§ **Page and application data records**
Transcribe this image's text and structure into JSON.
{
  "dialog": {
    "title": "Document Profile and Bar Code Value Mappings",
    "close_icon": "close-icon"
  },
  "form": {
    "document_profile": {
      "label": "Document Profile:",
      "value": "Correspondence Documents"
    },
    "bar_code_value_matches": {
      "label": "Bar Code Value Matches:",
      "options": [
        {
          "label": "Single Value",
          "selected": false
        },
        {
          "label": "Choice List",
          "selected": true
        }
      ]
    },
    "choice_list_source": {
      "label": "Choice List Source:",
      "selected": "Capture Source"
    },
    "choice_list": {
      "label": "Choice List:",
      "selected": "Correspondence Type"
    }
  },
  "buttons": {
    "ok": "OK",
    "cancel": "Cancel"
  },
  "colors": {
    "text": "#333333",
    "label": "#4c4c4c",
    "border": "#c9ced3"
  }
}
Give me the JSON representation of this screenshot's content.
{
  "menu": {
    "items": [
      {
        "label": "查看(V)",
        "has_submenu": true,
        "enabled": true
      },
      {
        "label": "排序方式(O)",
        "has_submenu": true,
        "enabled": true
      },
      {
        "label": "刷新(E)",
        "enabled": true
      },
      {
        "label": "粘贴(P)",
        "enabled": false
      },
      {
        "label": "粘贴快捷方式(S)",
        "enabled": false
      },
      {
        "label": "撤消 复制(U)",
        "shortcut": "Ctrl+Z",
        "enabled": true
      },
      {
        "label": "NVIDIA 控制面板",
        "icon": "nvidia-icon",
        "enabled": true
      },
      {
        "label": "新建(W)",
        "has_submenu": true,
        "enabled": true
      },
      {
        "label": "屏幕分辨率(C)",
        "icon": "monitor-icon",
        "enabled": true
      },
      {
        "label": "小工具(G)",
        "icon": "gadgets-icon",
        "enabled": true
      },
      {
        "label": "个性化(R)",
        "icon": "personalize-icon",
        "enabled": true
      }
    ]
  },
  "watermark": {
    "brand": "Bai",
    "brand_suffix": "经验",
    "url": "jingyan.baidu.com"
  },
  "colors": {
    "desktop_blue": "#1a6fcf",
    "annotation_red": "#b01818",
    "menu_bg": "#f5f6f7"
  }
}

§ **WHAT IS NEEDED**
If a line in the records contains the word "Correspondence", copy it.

§ **WORKED SOLUTION**
      "value": "Correspondence Documents"
      "selected": "Correspondence Type"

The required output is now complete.